‘When you pick a partner, you pick a story.’ Esther Perel.
If you haven’t listened to the podcast, “Where Should We Begin?” You should. It’s a couples therapy session with Esther Perel and it’s fantastic. It’s real and raw and worth the listen. Plus, it’s not specific to straight couples.
A couple weeks ago Betsy and I stayed up past 11PM chatting about life. It felt like we were back in the early days of dating. Fully engaged in the conversation. Granted the topics were different. Beyond our ideals of marriage and children. Because I was a way better mom before I had kids.
One kid was easy. Correction, one kid seemed easy after the second kid showed up. One was actually really hard. It’s amazing how we can simultaneously love what we have and grieve what we lost. Feeling deeply fulfilled from the family ‘cuddle puddle’, to wishing one was back in college tied to nothing. One, two, ten, the number doesn’t change the new identity of parent. And the identity shift is the plot twist. The daily obstacles, the new vocabulary.
Betsy and I, we’re in the thick of it. And without intentional acts of love the domestic consumes all. Laundry and bills and attempting to get health insurance figured out. Oh, and teaching Noa why ‘asshole’ isn’t an appropriate word to use.

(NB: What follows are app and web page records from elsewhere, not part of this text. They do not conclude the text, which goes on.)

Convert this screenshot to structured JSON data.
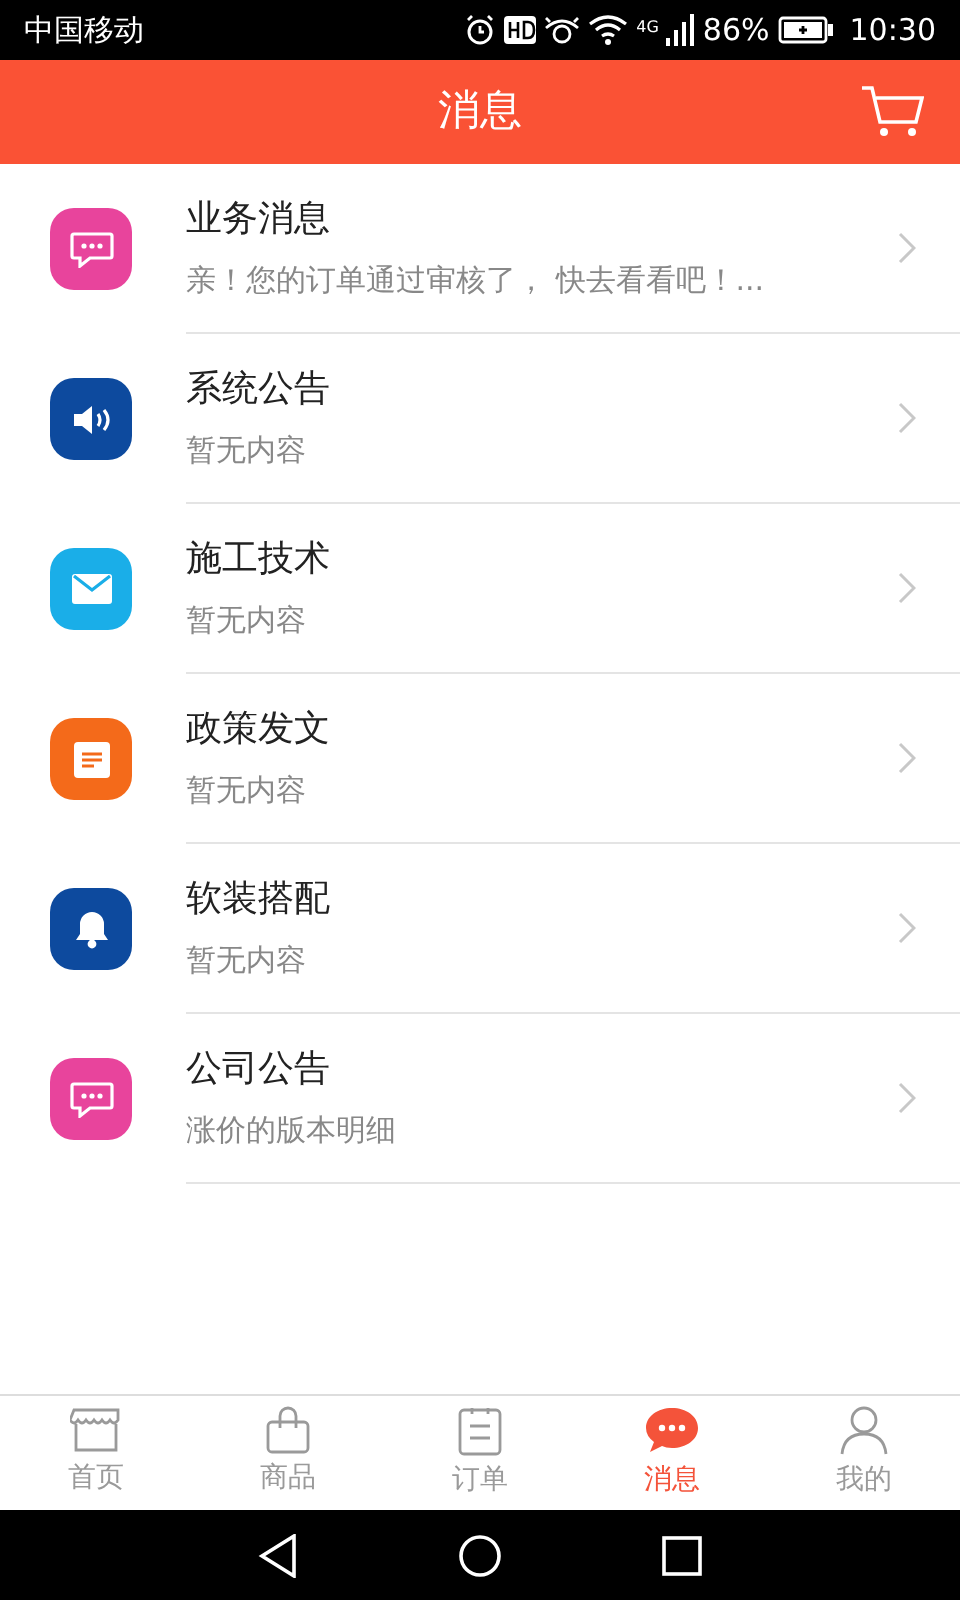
{
  "status_bar": {
    "carrier": "中国移动",
    "network": "4G",
    "battery": "86%",
    "time": "10:30"
  },
  "header": {
    "title": "消息"
  },
  "messages": [
    {
      "kind": "chat",
      "color": "#e8449c",
      "title": "业务消息",
      "preview": "亲！您的订单通过审核了， 快去看看吧！..."
    },
    {
      "kind": "speaker",
      "color": "#0d4a9e",
      "title": "系统公告",
      "preview": "暂无内容"
    },
    {
      "kind": "mail",
      "color": "#1aaee8",
      "title": "施工技术",
      "preview": "暂无内容"
    },
    {
      "kind": "note",
      "color": "#f46a1a",
      "title": "政策发文",
      "preview": "暂无内容"
    },
    {
      "kind": "bell",
      "color": "#0d4a9e",
      "title": "软装搭配",
      "preview": "暂无内容"
    },
    {
      "kind": "chat",
      "color": "#e8449c",
      "title": "公司公告",
      "preview": "涨价的版本明细"
    }
  ],
  "tab_bar": [
    {
      "kind": "store",
      "label": "首页",
      "selected": false
    },
    {
      "kind": "bag",
      "label": "商品",
      "selected": false
    },
    {
      "kind": "list",
      "label": "订单",
      "selected": false
    },
    {
      "kind": "chat",
      "label": "消息",
      "selected": true
    },
    {
      "kind": "person",
      "label": "我的",
      "selected": false
    }
  ]
}
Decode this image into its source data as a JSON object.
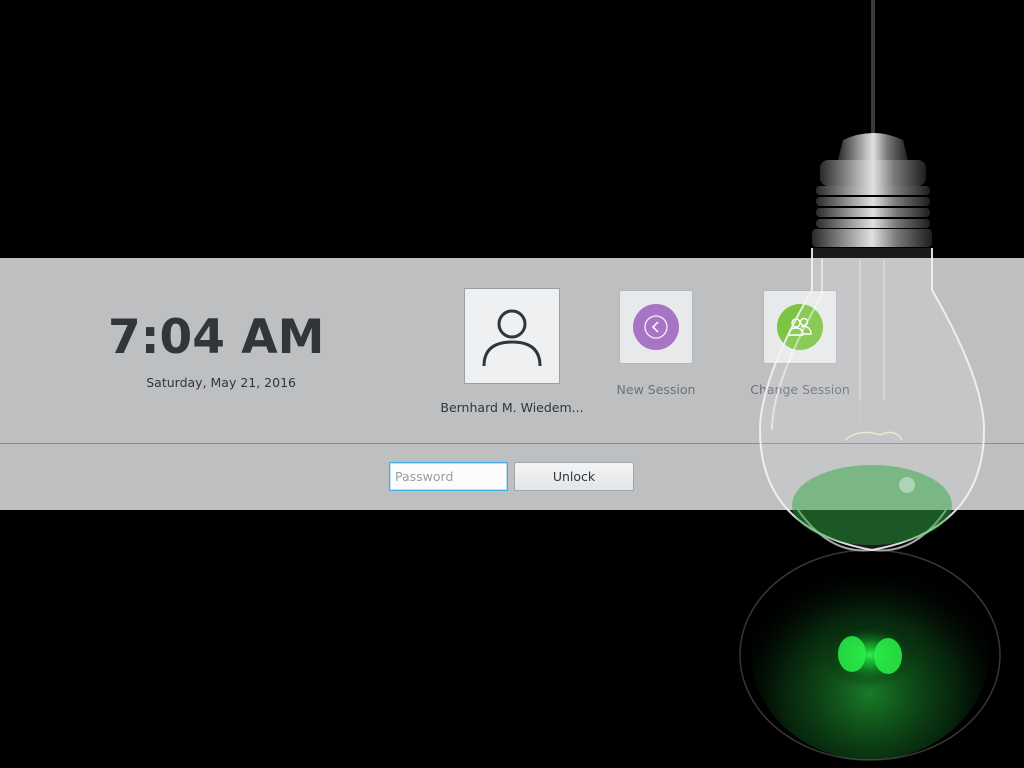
{
  "clock": {
    "time": "7:04 AM",
    "date": "Saturday, May 21, 2016"
  },
  "user": {
    "name": "Bernhard M. Wiedem...",
    "avatar_icon": "user-icon"
  },
  "actions": [
    {
      "label": "New Session",
      "icon": "back-arrow-icon",
      "color": "#a874c6"
    },
    {
      "label": "Change Session",
      "icon": "users-icon",
      "color": "#7cc443"
    }
  ],
  "login": {
    "password_placeholder": "Password",
    "unlock_label": "Unlock"
  },
  "theme": {
    "accent": "#3daee9",
    "text": "#31363b",
    "panel": "#d8dadc",
    "glow": "#22d43a"
  }
}
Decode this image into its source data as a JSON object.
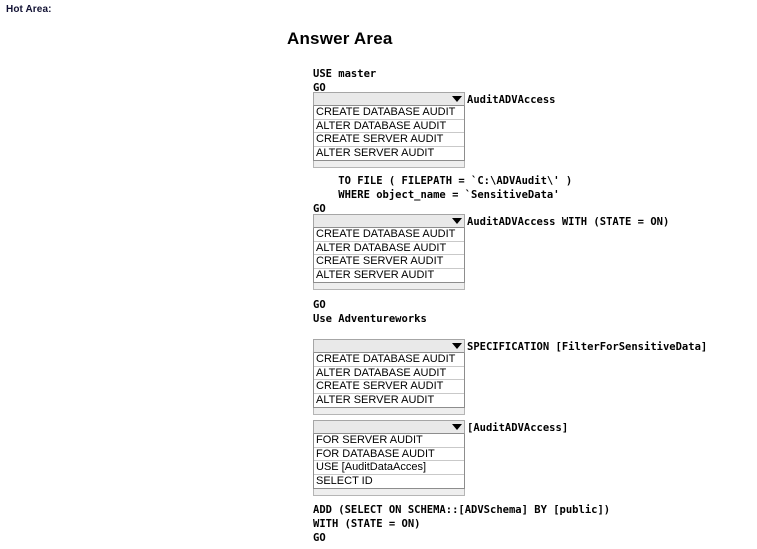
{
  "page": {
    "hot_area_label": "Hot Area:",
    "answer_area_title": "Answer Area"
  },
  "code": {
    "block1": "USE master\nGO",
    "block2": "    TO FILE ( FILEPATH = `C:\\ADVAudit\\' )\n    WHERE object_name = `SensitiveData'\nGO",
    "block3": "GO\nUse Adventureworks",
    "block4": "ADD (SELECT ON SCHEMA::[ADVSchema] BY [public])\nWITH (STATE = ON)\nGO"
  },
  "dropdowns": [
    {
      "id": "dropdown-1",
      "selected": "",
      "trailing_text": "AuditADVAccess",
      "options": [
        "CREATE DATABASE AUDIT",
        "ALTER DATABASE AUDIT",
        "CREATE SERVER AUDIT",
        "ALTER SERVER AUDIT"
      ]
    },
    {
      "id": "dropdown-2",
      "selected": "",
      "trailing_text": "AuditADVAccess WITH (STATE = ON)",
      "options": [
        "CREATE DATABASE AUDIT",
        "ALTER DATABASE AUDIT",
        "CREATE SERVER AUDIT",
        "ALTER SERVER AUDIT"
      ]
    },
    {
      "id": "dropdown-3",
      "selected": "",
      "trailing_text": "SPECIFICATION [FilterForSensitiveData]",
      "options": [
        "CREATE DATABASE AUDIT",
        "ALTER DATABASE AUDIT",
        "CREATE SERVER AUDIT",
        "ALTER SERVER AUDIT"
      ]
    },
    {
      "id": "dropdown-4",
      "selected": "",
      "trailing_text": "[AuditADVAccess]",
      "options": [
        "FOR SERVER AUDIT",
        "FOR DATABASE AUDIT",
        "USE [AuditDataAcces]",
        "SELECT ID"
      ]
    }
  ]
}
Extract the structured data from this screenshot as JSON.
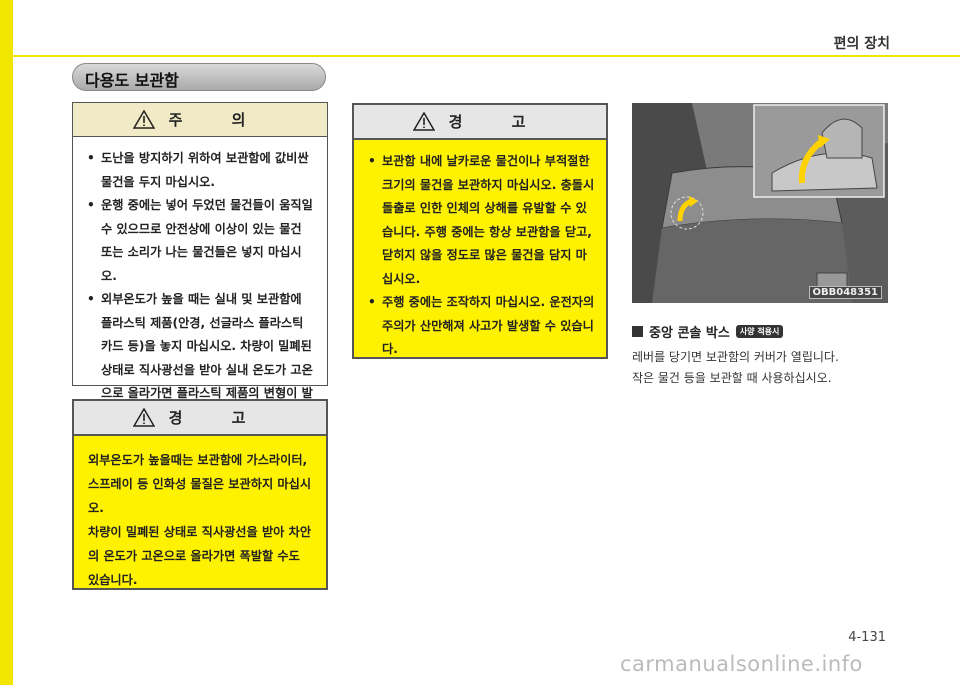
{
  "header": {
    "title": "편의 장치"
  },
  "section_title": "다용도 보관함",
  "caution": {
    "title": "주 의",
    "items": [
      "도난을 방지하기 위하여 보관함에 값비싼 물건을 두지 마십시오.",
      "운행 중에는 넣어 두었던 물건들이 움직일 수 있으므로 안전상에 이상이 있는 물건 또는 소리가 나는 물건들은 넣지 마십시오.",
      "외부온도가 높을 때는 실내 및 보관함에 플라스틱 제품(안경, 선글라스 플라스틱 카드 등)을 놓지 마십시오. 차량이 밀폐된 상태로 직사광선을 받아 실내 온도가 고온으로 올라가면 플라스틱 제품의 변형이 발생할 수 있습니다."
    ]
  },
  "warning_left": {
    "title": "경 고",
    "para1": "외부온도가 높을때는 보관함에 가스라이터, 스프레이 등 인화성 물질은 보관하지 마십시오.",
    "para2": "차량이 밀폐된 상태로 직사광선을 받아 차안의 온도가 고온으로 올라가면 폭발할 수도 있습니다."
  },
  "warning_mid": {
    "title": "경 고",
    "items": [
      "보관함 내에 날카로운 물건이나 부적절한 크기의 물건을 보관하지 마십시오. 충돌시 돌출로 인한 인체의 상해를 유발할 수 있습니다. 주행 중에는 항상 보관함을 닫고, 닫히지 않을 정도로 많은 물건을 담지 마십시오.",
      "주행 중에는 조작하지 마십시오. 운전자의 주의가 산만해져 사고가 발생할 수 있습니다."
    ]
  },
  "photo": {
    "code": "OBB048351"
  },
  "caption": {
    "label": "중앙 콘솔 박스",
    "badge": "사양 적용시"
  },
  "description": {
    "line1": "레버를 당기면 보관함의 커버가 열립니다.",
    "line2": "작은 물건 등을 보관할 때 사용하십시오."
  },
  "page_number": "4-131",
  "watermark": "carmanualsonline.info"
}
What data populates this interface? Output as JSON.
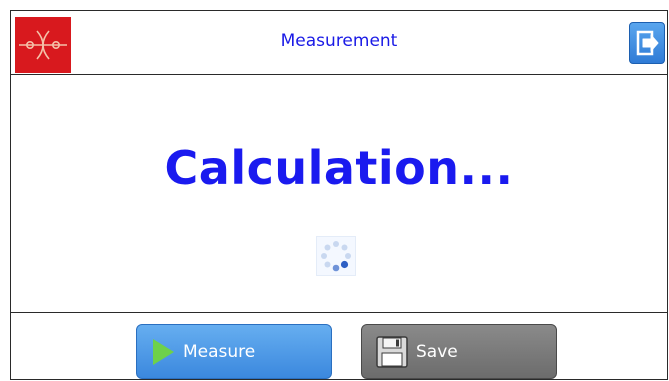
{
  "header": {
    "title": "Measurement",
    "logo_icon": "instrument-logo-icon",
    "exit_icon": "exit-icon"
  },
  "main": {
    "status_text": "Calculation...",
    "spinner_icon": "loading-spinner-icon"
  },
  "footer": {
    "measure_label": "Measure",
    "measure_icon": "play-icon",
    "save_label": "Save",
    "save_icon": "floppy-disk-icon"
  },
  "colors": {
    "title_blue": "#1a1ae6",
    "logo_red": "#d8191e",
    "button_blue": "#3b88de",
    "button_gray": "#6c6c6c",
    "play_green": "#6ed14a"
  }
}
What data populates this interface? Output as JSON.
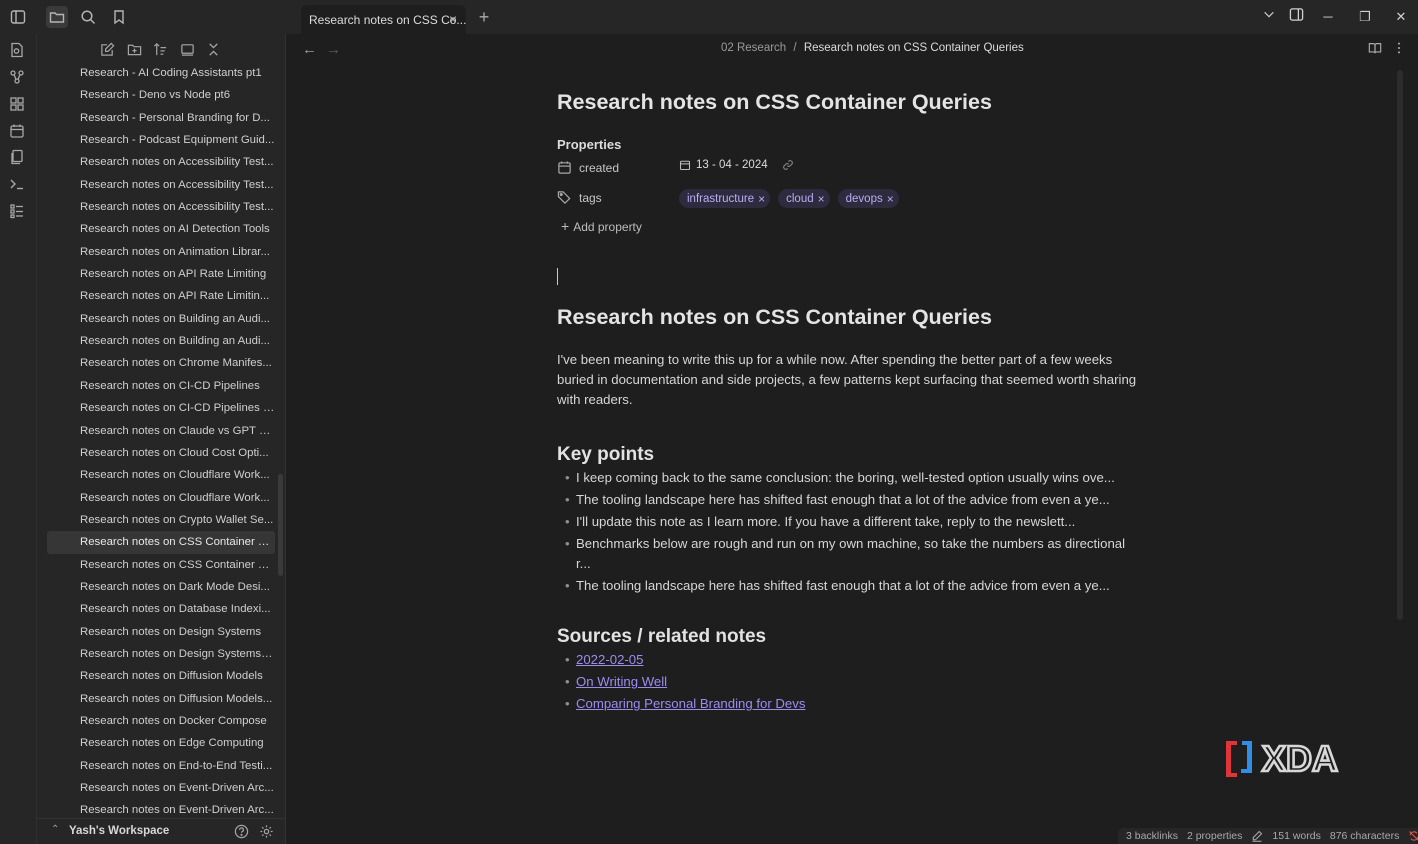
{
  "tab": {
    "title": "Research notes on CSS Co..."
  },
  "breadcrumb": {
    "folder": "02 Research",
    "separator": "/",
    "current": "Research notes on CSS Container Queries"
  },
  "sidebar": {
    "files": [
      "Research - AI Coding Assistants pt1",
      "Research - Deno vs Node pt6",
      "Research - Personal Branding for D...",
      "Research - Podcast Equipment Guid...",
      "Research notes on Accessibility Test...",
      "Research notes on Accessibility Test...",
      "Research notes on Accessibility Test...",
      "Research notes on AI Detection Tools",
      "Research notes on Animation Librar...",
      "Research notes on API Rate Limiting",
      "Research notes on API Rate Limitin...",
      "Research notes on Building an Audi...",
      "Research notes on Building an Audi...",
      "Research notes on Chrome Manifes...",
      "Research notes on CI-CD Pipelines",
      "Research notes on CI-CD Pipelines (...",
      "Research notes on Claude vs GPT C...",
      "Research notes on Cloud Cost Opti...",
      "Research notes on Cloudflare Work...",
      "Research notes on Cloudflare Work...",
      "Research notes on Crypto Wallet Se...",
      "Research notes on CSS Container Q...",
      "Research notes on CSS Container Q...",
      "Research notes on Dark Mode Desi...",
      "Research notes on Database Indexi...",
      "Research notes on Design Systems",
      "Research notes on Design Systems (...",
      "Research notes on Diffusion Models",
      "Research notes on Diffusion Models...",
      "Research notes on Docker Compose",
      "Research notes on Edge Computing",
      "Research notes on End-to-End Testi...",
      "Research notes on Event-Driven Arc...",
      "Research notes on Event-Driven Arc..."
    ],
    "active_index": 21,
    "workspace": "Yash's Workspace"
  },
  "note": {
    "inline_title": "Research notes on CSS Container Queries",
    "properties_heading": "Properties",
    "created_key": "created",
    "created_value": "13 - 04 - 2024",
    "tags_key": "tags",
    "tags": [
      "infrastructure",
      "cloud",
      "devops"
    ],
    "add_property": "Add property",
    "heading": "Research notes on CSS Container Queries",
    "intro": "I've been meaning to write this up for a while now. After spending the better part of a few weeks buried in documentation and side projects, a few patterns kept surfacing that seemed worth sharing with readers.",
    "key_points_heading": "Key points",
    "key_points": [
      "I keep coming back to the same conclusion: the boring, well-tested option usually wins ove...",
      "The tooling landscape here has shifted fast enough that a lot of the advice from even a ye...",
      "I'll update this note as I learn more. If you have a different take, reply to the newslett...",
      "Benchmarks below are rough and run on my own machine, so take the numbers as directional r...",
      "The tooling landscape here has shifted fast enough that a lot of the advice from even a ye..."
    ],
    "sources_heading": "Sources / related notes",
    "sources": [
      "2022-02-05",
      "On Writing Well",
      "Comparing Personal Branding for Devs"
    ]
  },
  "status": {
    "backlinks": "3 backlinks",
    "properties": "2 properties",
    "words": "151 words",
    "characters": "876 characters"
  },
  "colors": {
    "accent": "#9d8cf0",
    "tag_bg": "#2e2b3f",
    "sync_error": "#e0584f",
    "watermark_red": "#e0343d",
    "watermark_blue": "#2f8ee8"
  },
  "watermark": "XDA"
}
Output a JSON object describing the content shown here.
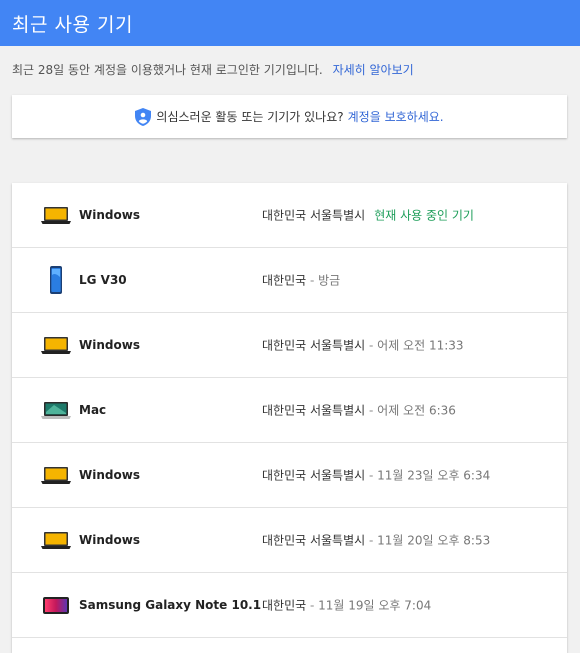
{
  "header": {
    "title": "최근 사용 기기"
  },
  "intro": {
    "text": "최근 28일 동안 계정을 이용했거나 현재 로그인한 기기입니다.",
    "link": "자세히 알아보기"
  },
  "notice": {
    "text": "의심스러운 활동 또는 기기가 있나요?",
    "link": "계정을 보호하세요."
  },
  "devices": [
    {
      "name": "Windows",
      "icon": "laptop-icon",
      "location": "대한민국 서울특별시",
      "time": "",
      "current": "현재 사용 중인 기기"
    },
    {
      "name": "LG V30",
      "icon": "phone-icon",
      "location": "대한민국",
      "time": "방금",
      "current": ""
    },
    {
      "name": "Windows",
      "icon": "laptop-icon",
      "location": "대한민국 서울특별시",
      "time": "어제 오전 11:33",
      "current": ""
    },
    {
      "name": "Mac",
      "icon": "macbook-icon",
      "location": "대한민국 서울특별시",
      "time": "어제 오전 6:36",
      "current": ""
    },
    {
      "name": "Windows",
      "icon": "laptop-icon",
      "location": "대한민국 서울특별시",
      "time": "11월 23일 오후 6:34",
      "current": ""
    },
    {
      "name": "Windows",
      "icon": "laptop-icon",
      "location": "대한민국 서울특별시",
      "time": "11월 20일 오후 8:53",
      "current": ""
    },
    {
      "name": "Samsung Galaxy Note 10.1",
      "icon": "tablet-icon",
      "location": "대한민국",
      "time": "11월 19일 오후 7:04",
      "current": ""
    }
  ],
  "separator": " - ",
  "colors": {
    "header": "#4285f4",
    "link": "#3367d6",
    "current": "#1e9e5a",
    "laptop_screen": "#f5b400"
  }
}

I hit this period beyond the initial phase of postpartum chaos where I wonder about the path I’m on. Where life feels really hard. And I contemplate all the paths that would have been easier? Better? Just different? I know this not to be true. But the Instagram posts of other couples sure make it feel that way. Don’t get me wrong, I know Instagram pics are not what I should be comparing my life to. But I get sucked into the furniture ideas and cute puppies and it’s hard not to miss the smitten couples and perfect children.
Luckily, and through much self evaluation, I can recognize when the slump is coming. Although recognizing and appropriate coping are two different things. You’d think after three very intentioned kids I would figure out how to avoid this slump?
But, alas, no. It comes. It sticks around for awhile. I text my doctor crying and asking for confirmation that I am not fucking my children up completely. She says I’m not. I trust her. And then, slowly, it fades. And I realize that my life is pretty damn near perfect.